● Requirement: Please find all lines in the data that hold the string "клубу" and copy them.
** Record set follows **
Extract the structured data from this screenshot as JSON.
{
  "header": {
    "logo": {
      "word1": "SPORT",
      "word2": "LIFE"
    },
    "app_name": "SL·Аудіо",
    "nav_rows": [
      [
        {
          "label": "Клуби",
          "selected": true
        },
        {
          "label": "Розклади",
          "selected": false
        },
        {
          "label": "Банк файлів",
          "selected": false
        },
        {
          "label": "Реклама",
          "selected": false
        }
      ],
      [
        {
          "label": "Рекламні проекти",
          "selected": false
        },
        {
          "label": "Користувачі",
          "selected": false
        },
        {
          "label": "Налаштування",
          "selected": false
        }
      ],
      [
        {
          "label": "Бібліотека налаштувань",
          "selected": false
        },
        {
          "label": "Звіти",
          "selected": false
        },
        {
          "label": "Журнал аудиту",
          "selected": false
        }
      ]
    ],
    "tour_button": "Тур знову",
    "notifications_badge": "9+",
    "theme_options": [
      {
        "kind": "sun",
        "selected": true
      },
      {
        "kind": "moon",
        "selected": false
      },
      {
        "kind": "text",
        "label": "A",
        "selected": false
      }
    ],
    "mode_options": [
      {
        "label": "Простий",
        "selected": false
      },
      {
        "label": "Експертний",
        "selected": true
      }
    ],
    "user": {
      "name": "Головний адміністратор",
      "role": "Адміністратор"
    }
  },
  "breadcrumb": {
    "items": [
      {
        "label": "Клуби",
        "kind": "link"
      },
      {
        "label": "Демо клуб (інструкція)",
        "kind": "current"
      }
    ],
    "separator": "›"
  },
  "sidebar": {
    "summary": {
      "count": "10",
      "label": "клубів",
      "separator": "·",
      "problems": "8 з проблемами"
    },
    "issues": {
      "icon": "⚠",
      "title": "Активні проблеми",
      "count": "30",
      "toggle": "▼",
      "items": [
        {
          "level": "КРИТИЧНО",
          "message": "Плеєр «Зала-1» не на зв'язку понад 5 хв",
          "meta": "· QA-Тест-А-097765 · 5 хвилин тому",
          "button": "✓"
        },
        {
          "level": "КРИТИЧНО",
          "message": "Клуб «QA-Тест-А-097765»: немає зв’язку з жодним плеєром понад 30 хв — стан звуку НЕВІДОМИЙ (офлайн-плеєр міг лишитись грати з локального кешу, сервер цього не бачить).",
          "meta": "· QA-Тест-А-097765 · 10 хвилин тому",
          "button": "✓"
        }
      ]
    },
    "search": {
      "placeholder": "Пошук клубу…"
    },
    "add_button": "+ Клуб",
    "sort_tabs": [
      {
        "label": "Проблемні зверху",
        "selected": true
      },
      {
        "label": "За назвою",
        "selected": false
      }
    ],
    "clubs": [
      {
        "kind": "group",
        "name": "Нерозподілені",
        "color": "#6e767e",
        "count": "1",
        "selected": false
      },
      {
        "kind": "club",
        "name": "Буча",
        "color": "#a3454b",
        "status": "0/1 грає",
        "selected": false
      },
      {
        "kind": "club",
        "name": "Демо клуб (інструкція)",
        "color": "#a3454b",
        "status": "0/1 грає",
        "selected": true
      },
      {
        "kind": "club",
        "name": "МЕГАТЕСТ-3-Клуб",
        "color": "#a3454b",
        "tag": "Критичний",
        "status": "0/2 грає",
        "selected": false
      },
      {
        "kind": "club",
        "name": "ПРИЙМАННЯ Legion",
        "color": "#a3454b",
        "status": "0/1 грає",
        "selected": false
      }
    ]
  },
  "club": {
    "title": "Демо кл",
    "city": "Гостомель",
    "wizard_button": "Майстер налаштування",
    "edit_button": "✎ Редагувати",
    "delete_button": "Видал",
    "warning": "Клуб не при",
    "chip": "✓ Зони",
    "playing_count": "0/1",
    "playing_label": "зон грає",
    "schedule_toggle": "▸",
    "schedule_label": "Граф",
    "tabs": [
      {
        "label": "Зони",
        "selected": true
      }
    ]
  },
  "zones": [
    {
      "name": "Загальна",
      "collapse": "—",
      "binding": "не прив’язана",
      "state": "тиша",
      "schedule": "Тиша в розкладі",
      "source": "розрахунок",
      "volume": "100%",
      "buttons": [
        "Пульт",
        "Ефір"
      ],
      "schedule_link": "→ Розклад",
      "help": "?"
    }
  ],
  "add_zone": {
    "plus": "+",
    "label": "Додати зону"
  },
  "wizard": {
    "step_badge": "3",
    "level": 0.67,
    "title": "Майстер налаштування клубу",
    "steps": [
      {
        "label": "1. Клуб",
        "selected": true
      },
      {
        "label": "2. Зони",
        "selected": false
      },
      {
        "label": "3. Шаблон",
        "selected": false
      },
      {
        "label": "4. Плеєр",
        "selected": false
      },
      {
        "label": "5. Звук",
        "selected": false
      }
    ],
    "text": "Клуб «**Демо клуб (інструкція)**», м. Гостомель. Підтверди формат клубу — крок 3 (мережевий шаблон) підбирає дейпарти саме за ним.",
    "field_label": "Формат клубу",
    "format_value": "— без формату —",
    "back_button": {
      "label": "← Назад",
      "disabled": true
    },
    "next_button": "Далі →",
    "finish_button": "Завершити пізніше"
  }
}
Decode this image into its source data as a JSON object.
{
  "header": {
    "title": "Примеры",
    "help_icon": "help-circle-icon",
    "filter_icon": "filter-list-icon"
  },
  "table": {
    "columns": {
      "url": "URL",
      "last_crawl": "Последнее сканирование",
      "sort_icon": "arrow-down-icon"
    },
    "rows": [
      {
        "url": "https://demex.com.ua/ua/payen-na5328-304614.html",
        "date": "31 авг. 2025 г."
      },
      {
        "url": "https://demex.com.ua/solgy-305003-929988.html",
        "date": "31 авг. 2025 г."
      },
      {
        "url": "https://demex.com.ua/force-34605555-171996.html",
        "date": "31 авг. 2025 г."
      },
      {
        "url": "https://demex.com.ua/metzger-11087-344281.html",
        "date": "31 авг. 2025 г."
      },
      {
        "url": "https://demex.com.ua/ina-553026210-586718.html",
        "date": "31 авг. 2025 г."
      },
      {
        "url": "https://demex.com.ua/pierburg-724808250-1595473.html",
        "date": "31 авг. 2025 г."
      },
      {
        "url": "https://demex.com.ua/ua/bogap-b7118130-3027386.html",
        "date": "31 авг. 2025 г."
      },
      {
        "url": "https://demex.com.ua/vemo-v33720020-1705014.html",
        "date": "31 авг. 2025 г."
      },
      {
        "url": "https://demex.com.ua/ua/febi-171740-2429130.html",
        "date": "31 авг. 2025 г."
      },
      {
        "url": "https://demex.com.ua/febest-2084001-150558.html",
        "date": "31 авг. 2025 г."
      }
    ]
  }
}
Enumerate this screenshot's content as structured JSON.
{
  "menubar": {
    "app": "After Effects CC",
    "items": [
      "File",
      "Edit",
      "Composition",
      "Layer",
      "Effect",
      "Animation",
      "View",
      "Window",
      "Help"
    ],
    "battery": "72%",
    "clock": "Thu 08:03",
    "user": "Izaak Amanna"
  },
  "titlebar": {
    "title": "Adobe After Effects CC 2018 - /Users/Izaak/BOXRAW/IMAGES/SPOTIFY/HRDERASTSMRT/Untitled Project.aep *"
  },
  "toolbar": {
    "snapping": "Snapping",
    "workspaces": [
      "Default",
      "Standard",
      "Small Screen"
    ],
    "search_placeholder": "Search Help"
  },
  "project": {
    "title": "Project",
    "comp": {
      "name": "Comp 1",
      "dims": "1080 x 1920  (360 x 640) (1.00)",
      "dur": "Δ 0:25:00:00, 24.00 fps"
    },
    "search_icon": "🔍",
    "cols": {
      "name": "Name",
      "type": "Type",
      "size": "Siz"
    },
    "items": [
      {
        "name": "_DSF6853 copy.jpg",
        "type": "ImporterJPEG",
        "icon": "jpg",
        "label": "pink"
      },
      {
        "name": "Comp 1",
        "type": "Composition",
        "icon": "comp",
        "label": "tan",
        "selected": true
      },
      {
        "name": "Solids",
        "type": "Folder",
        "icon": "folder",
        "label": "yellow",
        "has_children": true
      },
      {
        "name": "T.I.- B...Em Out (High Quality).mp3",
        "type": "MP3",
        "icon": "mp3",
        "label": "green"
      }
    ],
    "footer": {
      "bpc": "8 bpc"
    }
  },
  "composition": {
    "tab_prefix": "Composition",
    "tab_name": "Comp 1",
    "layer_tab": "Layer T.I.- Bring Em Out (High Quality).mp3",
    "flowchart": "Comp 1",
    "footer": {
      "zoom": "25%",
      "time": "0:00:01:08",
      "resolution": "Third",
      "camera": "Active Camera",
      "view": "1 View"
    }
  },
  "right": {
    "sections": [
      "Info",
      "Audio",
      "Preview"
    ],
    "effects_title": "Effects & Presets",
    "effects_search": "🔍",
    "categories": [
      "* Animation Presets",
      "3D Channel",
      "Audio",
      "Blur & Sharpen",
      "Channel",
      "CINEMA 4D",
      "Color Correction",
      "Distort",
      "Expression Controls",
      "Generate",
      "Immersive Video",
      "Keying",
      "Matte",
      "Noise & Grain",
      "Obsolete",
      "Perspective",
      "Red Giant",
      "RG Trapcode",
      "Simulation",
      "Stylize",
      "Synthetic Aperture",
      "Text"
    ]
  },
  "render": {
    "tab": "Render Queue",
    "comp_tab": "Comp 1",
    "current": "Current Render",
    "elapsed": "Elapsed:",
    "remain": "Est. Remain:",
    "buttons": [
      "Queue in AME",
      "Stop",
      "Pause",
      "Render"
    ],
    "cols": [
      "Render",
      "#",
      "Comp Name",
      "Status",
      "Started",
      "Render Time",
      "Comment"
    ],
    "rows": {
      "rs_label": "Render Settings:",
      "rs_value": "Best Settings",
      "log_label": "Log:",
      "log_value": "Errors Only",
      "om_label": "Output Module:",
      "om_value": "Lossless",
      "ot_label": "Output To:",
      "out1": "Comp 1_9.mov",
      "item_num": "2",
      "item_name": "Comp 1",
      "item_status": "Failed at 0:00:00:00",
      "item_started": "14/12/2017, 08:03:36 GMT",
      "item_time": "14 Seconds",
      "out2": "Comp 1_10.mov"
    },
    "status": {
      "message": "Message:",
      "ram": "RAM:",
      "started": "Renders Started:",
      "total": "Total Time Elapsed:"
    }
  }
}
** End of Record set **
● The answer:
      "placeholder": "Пошук клубу…"
    "title": "Майстер налаштування клубу",
    "text": "Клуб «**Демо клуб (інструкція)**», м. Гостомель. Підтверди формат клубу — крок 3 (мережевий шаблон) підбирає дейпарти саме за ним.",
    "field_label": "Формат клубу",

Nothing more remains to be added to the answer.